**WORK ITEM:** Produce the records again in full, exactly as shown below.

DATA SUPPLIED Start Marker

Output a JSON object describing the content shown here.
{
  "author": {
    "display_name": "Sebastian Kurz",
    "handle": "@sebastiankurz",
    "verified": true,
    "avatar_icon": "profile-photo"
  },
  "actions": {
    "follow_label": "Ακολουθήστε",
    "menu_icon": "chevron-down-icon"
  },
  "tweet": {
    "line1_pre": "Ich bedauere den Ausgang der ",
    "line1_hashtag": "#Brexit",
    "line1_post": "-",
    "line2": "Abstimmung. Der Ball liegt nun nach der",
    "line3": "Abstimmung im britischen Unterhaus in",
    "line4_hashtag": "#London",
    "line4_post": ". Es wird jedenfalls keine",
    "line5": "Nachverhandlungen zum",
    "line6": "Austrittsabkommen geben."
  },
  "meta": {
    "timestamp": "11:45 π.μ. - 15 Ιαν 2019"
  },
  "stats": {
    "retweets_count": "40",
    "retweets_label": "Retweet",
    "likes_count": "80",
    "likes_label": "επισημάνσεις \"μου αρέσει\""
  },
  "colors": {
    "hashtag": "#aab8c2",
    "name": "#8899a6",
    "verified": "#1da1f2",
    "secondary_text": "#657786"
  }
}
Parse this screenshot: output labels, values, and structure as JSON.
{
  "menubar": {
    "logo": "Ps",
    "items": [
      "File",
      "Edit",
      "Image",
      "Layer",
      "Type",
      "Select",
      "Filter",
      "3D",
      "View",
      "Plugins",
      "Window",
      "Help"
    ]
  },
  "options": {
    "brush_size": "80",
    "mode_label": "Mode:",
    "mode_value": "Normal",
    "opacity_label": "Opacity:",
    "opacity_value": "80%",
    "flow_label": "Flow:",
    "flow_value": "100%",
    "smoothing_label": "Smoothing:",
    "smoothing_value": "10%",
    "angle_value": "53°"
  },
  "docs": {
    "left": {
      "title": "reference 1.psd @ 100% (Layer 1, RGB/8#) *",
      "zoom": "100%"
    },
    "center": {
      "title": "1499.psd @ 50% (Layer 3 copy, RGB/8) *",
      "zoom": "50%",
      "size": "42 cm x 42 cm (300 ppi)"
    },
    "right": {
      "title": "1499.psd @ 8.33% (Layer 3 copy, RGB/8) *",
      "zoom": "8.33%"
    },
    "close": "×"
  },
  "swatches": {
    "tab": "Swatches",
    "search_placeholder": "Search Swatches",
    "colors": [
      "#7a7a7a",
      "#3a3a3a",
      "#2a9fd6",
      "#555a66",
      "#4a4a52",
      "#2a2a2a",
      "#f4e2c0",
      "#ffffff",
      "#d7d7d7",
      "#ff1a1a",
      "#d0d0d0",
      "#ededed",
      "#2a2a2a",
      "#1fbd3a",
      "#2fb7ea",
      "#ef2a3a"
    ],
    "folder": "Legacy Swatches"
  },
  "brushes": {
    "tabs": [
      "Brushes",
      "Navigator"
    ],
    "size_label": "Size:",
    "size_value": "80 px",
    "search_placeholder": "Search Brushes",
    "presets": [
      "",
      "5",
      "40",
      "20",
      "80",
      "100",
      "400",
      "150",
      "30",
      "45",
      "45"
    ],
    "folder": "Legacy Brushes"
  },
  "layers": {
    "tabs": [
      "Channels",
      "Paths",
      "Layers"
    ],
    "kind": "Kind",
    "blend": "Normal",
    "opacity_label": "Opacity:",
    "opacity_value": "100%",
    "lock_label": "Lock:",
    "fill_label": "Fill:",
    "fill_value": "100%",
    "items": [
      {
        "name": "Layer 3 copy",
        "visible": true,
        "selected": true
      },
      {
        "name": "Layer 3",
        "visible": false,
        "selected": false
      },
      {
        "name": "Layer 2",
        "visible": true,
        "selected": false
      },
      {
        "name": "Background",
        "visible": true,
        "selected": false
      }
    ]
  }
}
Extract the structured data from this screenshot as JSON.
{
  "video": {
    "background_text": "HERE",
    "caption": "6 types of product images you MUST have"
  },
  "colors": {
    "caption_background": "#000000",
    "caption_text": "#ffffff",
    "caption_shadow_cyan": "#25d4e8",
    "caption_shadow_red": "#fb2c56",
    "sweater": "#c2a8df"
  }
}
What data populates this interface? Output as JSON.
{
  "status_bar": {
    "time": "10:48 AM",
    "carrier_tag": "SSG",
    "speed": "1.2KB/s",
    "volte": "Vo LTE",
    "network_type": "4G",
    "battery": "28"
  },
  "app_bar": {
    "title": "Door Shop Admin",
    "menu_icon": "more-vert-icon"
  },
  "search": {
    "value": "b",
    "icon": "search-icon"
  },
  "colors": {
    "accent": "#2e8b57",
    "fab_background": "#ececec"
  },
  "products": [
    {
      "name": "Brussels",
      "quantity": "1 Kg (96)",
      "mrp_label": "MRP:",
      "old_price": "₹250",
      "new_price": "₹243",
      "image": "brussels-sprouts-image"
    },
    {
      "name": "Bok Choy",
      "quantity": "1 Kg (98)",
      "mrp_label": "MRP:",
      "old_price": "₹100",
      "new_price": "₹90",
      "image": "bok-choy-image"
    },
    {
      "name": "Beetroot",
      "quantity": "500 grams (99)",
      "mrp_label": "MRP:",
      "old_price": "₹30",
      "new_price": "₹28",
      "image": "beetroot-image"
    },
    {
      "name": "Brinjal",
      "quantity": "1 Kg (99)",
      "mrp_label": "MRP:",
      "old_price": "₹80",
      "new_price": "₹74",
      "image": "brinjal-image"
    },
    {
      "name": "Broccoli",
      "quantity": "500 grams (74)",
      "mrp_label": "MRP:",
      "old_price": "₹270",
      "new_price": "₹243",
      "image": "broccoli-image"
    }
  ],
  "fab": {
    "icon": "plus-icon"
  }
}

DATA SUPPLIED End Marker

**RESPONSE TO THE EXERCISE:**
Output a JSON object describing the content shown here.
{
  "author": {
    "display_name": "Sebastian Kurz",
    "handle": "@sebastiankurz",
    "verified": true,
    "avatar_icon": "profile-photo"
  },
  "actions": {
    "follow_label": "Ακολουθήστε",
    "menu_icon": "chevron-down-icon"
  },
  "tweet": {
    "line1_pre": "Ich bedauere den Ausgang der ",
    "line1_hashtag": "#Brexit",
    "line1_post": "-",
    "line2": "Abstimmung. Der Ball liegt nun nach der",
    "line3": "Abstimmung im britischen Unterhaus in",
    "line4_hashtag": "#London",
    "line4_post": ". Es wird jedenfalls keine",
    "line5": "Nachverhandlungen zum",
    "line6": "Austrittsabkommen geben."
  },
  "meta": {
    "timestamp": "11:45 π.μ. - 15 Ιαν 2019"
  },
  "stats": {
    "retweets_count": "40",
    "retweets_label": "Retweet",
    "likes_count": "80",
    "likes_label": "επισημάνσεις \"μου αρέσει\""
  },
  "colors": {
    "hashtag": "#aab8c2",
    "name": "#8899a6",
    "verified": "#1da1f2",
    "secondary_text": "#657786"
  }
}
Parse this screenshot: output labels, values, and structure as JSON.
{
  "menubar": {
    "logo": "Ps",
    "items": [
      "File",
      "Edit",
      "Image",
      "Layer",
      "Type",
      "Select",
      "Filter",
      "3D",
      "View",
      "Plugins",
      "Window",
      "Help"
    ]
  },
  "options": {
    "brush_size": "80",
    "mode_label": "Mode:",
    "mode_value": "Normal",
    "opacity_label": "Opacity:",
    "opacity_value": "80%",
    "flow_label": "Flow:",
    "flow_value": "100%",
    "smoothing_label": "Smoothing:",
    "smoothing_value": "10%",
    "angle_value": "53°"
  },
  "docs": {
    "left": {
      "title": "reference 1.psd @ 100% (Layer 1, RGB/8#) *",
      "zoom": "100%"
    },
    "center": {
      "title": "1499.psd @ 50% (Layer 3 copy, RGB/8) *",
      "zoom": "50%",
      "size": "42 cm x 42 cm (300 ppi)"
    },
    "right": {
      "title": "1499.psd @ 8.33% (Layer 3 copy, RGB/8) *",
      "zoom": "8.33%"
    },
    "close": "×"
  },
  "swatches": {
    "tab": "Swatches",
    "search_placeholder": "Search Swatches",
    "colors": [
      "#7a7a7a",
      "#3a3a3a",
      "#2a9fd6",
      "#555a66",
      "#4a4a52",
      "#2a2a2a",
      "#f4e2c0",
      "#ffffff",
      "#d7d7d7",
      "#ff1a1a",
      "#d0d0d0",
      "#ededed",
      "#2a2a2a",
      "#1fbd3a",
      "#2fb7ea",
      "#ef2a3a"
    ],
    "folder": "Legacy Swatches"
  },
  "brushes": {
    "tabs": [
      "Brushes",
      "Navigator"
    ],
    "size_label": "Size:",
    "size_value": "80 px",
    "search_placeholder": "Search Brushes",
    "presets": [
      "",
      "5",
      "40",
      "20",
      "80",
      "100",
      "400",
      "150",
      "30",
      "45",
      "45"
    ],
    "folder": "Legacy Brushes"
  },
  "layers": {
    "tabs": [
      "Channels",
      "Paths",
      "Layers"
    ],
    "kind": "Kind",
    "blend": "Normal",
    "opacity_label": "Opacity:",
    "opacity_value": "100%",
    "lock_label": "Lock:",
    "fill_label": "Fill:",
    "fill_value": "100%",
    "items": [
      {
        "name": "Layer 3 copy",
        "visible": true,
        "selected": true
      },
      {
        "name": "Layer 3",
        "visible": false,
        "selected": false
      },
      {
        "name": "Layer 2",
        "visible": true,
        "selected": false
      },
      {
        "name": "Background",
        "visible": true,
        "selected": false
      }
    ]
  }
}
Extract the structured data from this screenshot as JSON.
{
  "video": {
    "background_text": "HERE",
    "caption": "6 types of product images you MUST have"
  },
  "colors": {
    "caption_background": "#000000",
    "caption_text": "#ffffff",
    "caption_shadow_cyan": "#25d4e8",
    "caption_shadow_red": "#fb2c56",
    "sweater": "#c2a8df"
  }
}
What data populates this interface? Output as JSON.
{
  "status_bar": {
    "time": "10:48 AM",
    "carrier_tag": "SSG",
    "speed": "1.2KB/s",
    "volte": "Vo LTE",
    "network_type": "4G",
    "battery": "28"
  },
  "app_bar": {
    "title": "Door Shop Admin",
    "menu_icon": "more-vert-icon"
  },
  "search": {
    "value": "b",
    "icon": "search-icon"
  },
  "colors": {
    "accent": "#2e8b57",
    "fab_background": "#ececec"
  },
  "products": [
    {
      "name": "Brussels",
      "quantity": "1 Kg (96)",
      "mrp_label": "MRP:",
      "old_price": "₹250",
      "new_price": "₹243",
      "image": "brussels-sprouts-image"
    },
    {
      "name": "Bok Choy",
      "quantity": "1 Kg (98)",
      "mrp_label": "MRP:",
      "old_price": "₹100",
      "new_price": "₹90",
      "image": "bok-choy-image"
    },
    {
      "name": "Beetroot",
      "quantity": "500 grams (99)",
      "mrp_label": "MRP:",
      "old_price": "₹30",
      "new_price": "₹28",
      "image": "beetroot-image"
    },
    {
      "name": "Brinjal",
      "quantity": "1 Kg (99)",
      "mrp_label": "MRP:",
      "old_price": "₹80",
      "new_price": "₹74",
      "image": "brinjal-image"
    },
    {
      "name": "Broccoli",
      "quantity": "500 grams (74)",
      "mrp_label": "MRP:",
      "old_price": "₹270",
      "new_price": "₹243",
      "image": "broccoli-image"
    }
  ],
  "fab": {
    "icon": "plus-icon"
  }
}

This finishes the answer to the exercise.